Culinary Class at The Dylan

The fromagers from The Dylan Hotel, Jasper van Amerongen at Vinkeles and Jouke Veenstra at OCCO, work together with the team at De Kaaskamer to select the most suitable cheeses for the menu and the season. Considering that we are neighbours, our fromagers visit De Kaaskamer in person to do this on a daily basis. On occasion, we get together to learn more about the current offerings and receive training and insights from De Kaaskamer, in order to learn more about their products and presentation possibilities.

“It’s a close partnership,” says Joost, “And that’s important when you work with a product as complex as cheese.”

You can sample De Kaaskamer’s offerings during your next meal at The Dylan. Make it a full spread by adding on savory meats and luxury nut mixes, also available to purchase from the De Kaaskamer shop at Runstraat 7.



Sommeliers Choice: La vie en rosé

– by Natasja Noorlander, Maître at Restaurant Vinkeles

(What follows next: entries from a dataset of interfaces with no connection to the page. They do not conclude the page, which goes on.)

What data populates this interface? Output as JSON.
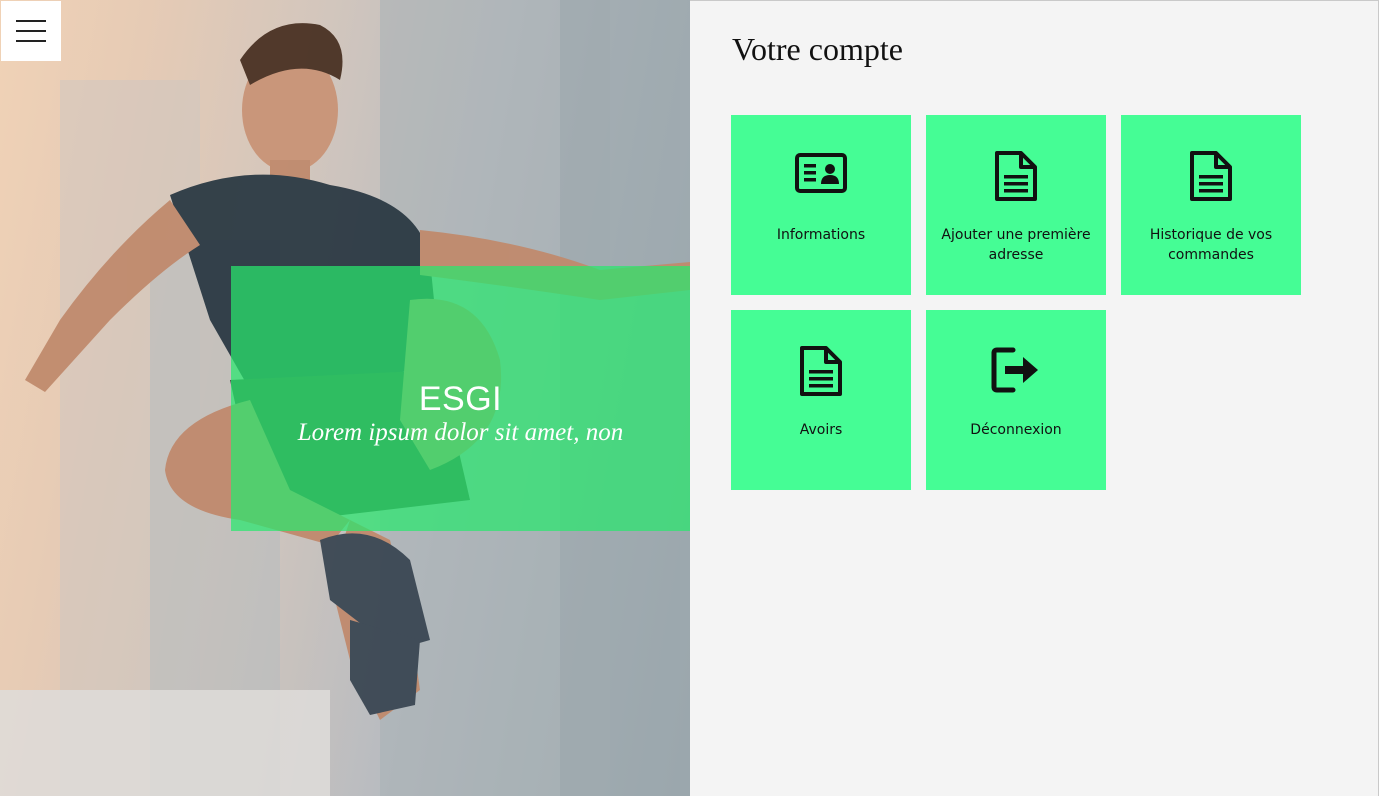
{
  "hero": {
    "title": "ESGI",
    "subtitle": "Lorem ipsum dolor sit amet, non",
    "overlay_color": "#28e86e"
  },
  "menu": {
    "icon": "hamburger-icon"
  },
  "account": {
    "title": "Votre compte",
    "tile_color": "#45fd95",
    "tiles": [
      {
        "label": "Informations",
        "icon": "id-card-icon"
      },
      {
        "label": "Ajouter une première adresse",
        "icon": "document-icon"
      },
      {
        "label": "Historique de vos commandes",
        "icon": "document-icon"
      },
      {
        "label": "Avoirs",
        "icon": "document-icon"
      },
      {
        "label": "Déconnexion",
        "icon": "sign-out-icon"
      }
    ]
  }
}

The sun is out, so it is my job to make sure that we have enough rosé wine in store.

This nice refreshing wine is great to drink in the sun on the terrace. However, rosé is not only for us to enjoy outside, it can also be delightful with dinner indoors.

Rosé is made by red grapes, but can be combined with white grapes. The skin of the blue grapes gives the colour to the wine, this is because the juice of the grapes is always transparent. With a short skin contact the wine turns pink, with longer contact the wine turns red. So, how longer the contact, how darker the wine. The origin of the grape plays a large role within the taste and colour of the wine. Together you get a wide variety of colours and flavours: from a light and elegant rosé to tasty, powerful wines.

It is not allowed to create a rosé by combining white and red wine. This probably gives the colour of the rosé, but never the fruity and fresh characteristic of a rosé wine. Within the European Union, red- and white wine may only be combined in the Champagne region to make a rosé Champagne.

From the worldwide total wine production, is less than 10 percent rosé. Nowadays, rosé wine is produced everywhere, but France is the largest producer. In France, the most well-known region for rosé wine is the Provence.

At The Dylan Amsterdam, we serve a rosé per glass from the Coteaux d’Aix-and-Provence. That is a appellation in the Provence. The wine of Château Barbebelle is very light of colour because the skin only had short contact with the juice. This makes the wine fresh, but still gives the beautiful typical red fruit aromas that you are looking for in a rosé.

This chateau is a family business. The father takes care of the vineyards and his daughter is responsible for business and sales. She also came up with the label with the hipster man with his flower beard. Do not let yourself be judged by the label or the colour of the wine. The wine has enough intensity to be enjoyed on the terrace, but is also delicious with fish or a salad.